■ **REQUIRED ACTION**: An exact, complete copy of the data that follows is needed.

START RECORDS PROVIDED

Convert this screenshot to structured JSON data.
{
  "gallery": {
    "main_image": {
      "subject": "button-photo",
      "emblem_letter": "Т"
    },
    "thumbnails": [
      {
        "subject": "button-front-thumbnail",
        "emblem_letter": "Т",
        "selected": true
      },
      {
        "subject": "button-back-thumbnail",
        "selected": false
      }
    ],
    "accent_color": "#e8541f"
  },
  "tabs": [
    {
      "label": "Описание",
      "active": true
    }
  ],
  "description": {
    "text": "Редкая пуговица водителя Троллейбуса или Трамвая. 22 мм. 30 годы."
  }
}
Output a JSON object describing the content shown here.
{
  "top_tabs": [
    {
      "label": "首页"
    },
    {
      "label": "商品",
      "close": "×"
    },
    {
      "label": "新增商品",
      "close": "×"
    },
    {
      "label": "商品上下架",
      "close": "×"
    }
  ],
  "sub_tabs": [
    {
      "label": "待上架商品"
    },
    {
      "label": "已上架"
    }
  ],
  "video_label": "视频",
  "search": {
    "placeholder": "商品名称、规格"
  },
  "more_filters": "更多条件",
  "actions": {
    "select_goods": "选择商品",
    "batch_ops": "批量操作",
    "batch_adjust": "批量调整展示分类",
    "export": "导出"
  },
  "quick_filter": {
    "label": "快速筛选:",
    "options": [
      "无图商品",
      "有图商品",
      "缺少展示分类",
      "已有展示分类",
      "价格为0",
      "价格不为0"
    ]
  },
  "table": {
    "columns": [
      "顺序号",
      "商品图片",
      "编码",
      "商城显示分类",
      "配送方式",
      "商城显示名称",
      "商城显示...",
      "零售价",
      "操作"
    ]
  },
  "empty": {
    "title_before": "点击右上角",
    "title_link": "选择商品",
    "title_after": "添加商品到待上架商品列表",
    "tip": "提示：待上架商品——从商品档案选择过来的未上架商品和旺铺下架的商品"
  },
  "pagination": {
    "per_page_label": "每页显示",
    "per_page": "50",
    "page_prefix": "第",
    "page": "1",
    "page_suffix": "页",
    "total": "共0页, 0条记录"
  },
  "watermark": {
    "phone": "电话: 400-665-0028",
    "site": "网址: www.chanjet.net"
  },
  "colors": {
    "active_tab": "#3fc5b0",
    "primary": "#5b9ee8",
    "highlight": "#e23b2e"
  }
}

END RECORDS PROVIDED

■ **TASK RESULT**:
Convert this screenshot to structured JSON data.
{
  "gallery": {
    "main_image": {
      "subject": "button-photo",
      "emblem_letter": "Т"
    },
    "thumbnails": [
      {
        "subject": "button-front-thumbnail",
        "emblem_letter": "Т",
        "selected": true
      },
      {
        "subject": "button-back-thumbnail",
        "selected": false
      }
    ],
    "accent_color": "#e8541f"
  },
  "tabs": [
    {
      "label": "Описание",
      "active": true
    }
  ],
  "description": {
    "text": "Редкая пуговица водителя Троллейбуса или Трамвая. 22 мм. 30 годы."
  }
}
Output a JSON object describing the content shown here.
{
  "top_tabs": [
    {
      "label": "首页"
    },
    {
      "label": "商品",
      "close": "×"
    },
    {
      "label": "新增商品",
      "close": "×"
    },
    {
      "label": "商品上下架",
      "close": "×"
    }
  ],
  "sub_tabs": [
    {
      "label": "待上架商品"
    },
    {
      "label": "已上架"
    }
  ],
  "video_label": "视频",
  "search": {
    "placeholder": "商品名称、规格"
  },
  "more_filters": "更多条件",
  "actions": {
    "select_goods": "选择商品",
    "batch_ops": "批量操作",
    "batch_adjust": "批量调整展示分类",
    "export": "导出"
  },
  "quick_filter": {
    "label": "快速筛选:",
    "options": [
      "无图商品",
      "有图商品",
      "缺少展示分类",
      "已有展示分类",
      "价格为0",
      "价格不为0"
    ]
  },
  "table": {
    "columns": [
      "顺序号",
      "商品图片",
      "编码",
      "商城显示分类",
      "配送方式",
      "商城显示名称",
      "商城显示...",
      "零售价",
      "操作"
    ]
  },
  "empty": {
    "title_before": "点击右上角",
    "title_link": "选择商品",
    "title_after": "添加商品到待上架商品列表",
    "tip": "提示：待上架商品——从商品档案选择过来的未上架商品和旺铺下架的商品"
  },
  "pagination": {
    "per_page_label": "每页显示",
    "per_page": "50",
    "page_prefix": "第",
    "page": "1",
    "page_suffix": "页",
    "total": "共0页, 0条记录"
  },
  "watermark": {
    "phone": "电话: 400-665-0028",
    "site": "网址: www.chanjet.net"
  },
  "colors": {
    "active_tab": "#3fc5b0",
    "primary": "#5b9ee8",
    "highlight": "#e23b2e"
  }
}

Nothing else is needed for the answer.